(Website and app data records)
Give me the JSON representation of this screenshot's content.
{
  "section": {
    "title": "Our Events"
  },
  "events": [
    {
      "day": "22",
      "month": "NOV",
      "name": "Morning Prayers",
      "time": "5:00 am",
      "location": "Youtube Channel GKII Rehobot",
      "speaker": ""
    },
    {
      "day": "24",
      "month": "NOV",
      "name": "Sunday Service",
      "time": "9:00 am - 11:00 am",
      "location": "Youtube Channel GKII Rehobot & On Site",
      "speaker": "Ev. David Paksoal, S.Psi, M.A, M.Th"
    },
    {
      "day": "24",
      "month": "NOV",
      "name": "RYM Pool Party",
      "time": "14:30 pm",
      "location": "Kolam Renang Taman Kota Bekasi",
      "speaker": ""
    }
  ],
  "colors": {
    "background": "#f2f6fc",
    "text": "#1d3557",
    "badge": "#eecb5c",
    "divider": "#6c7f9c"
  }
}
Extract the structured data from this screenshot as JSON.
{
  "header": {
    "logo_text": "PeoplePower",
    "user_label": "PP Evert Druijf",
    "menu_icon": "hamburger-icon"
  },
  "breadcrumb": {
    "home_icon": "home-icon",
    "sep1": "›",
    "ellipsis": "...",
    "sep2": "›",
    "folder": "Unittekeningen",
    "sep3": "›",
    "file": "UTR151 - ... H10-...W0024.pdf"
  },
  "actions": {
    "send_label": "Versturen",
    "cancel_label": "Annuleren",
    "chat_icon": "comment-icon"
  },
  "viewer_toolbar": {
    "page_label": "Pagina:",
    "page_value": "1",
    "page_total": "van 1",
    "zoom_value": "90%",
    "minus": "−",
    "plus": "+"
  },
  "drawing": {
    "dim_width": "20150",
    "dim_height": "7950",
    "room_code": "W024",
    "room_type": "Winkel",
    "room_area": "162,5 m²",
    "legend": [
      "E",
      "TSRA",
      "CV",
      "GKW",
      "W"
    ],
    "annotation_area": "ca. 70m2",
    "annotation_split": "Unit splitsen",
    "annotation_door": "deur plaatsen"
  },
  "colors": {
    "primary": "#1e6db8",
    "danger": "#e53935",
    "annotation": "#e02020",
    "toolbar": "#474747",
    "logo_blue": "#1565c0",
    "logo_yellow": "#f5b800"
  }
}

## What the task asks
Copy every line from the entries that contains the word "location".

## Exercise result
      "location": "Youtube Channel GKII Rehobot",
      "location": "Youtube Channel GKII Rehobot & On Site",
      "location": "Kolam Renang Taman Kota Bekasi",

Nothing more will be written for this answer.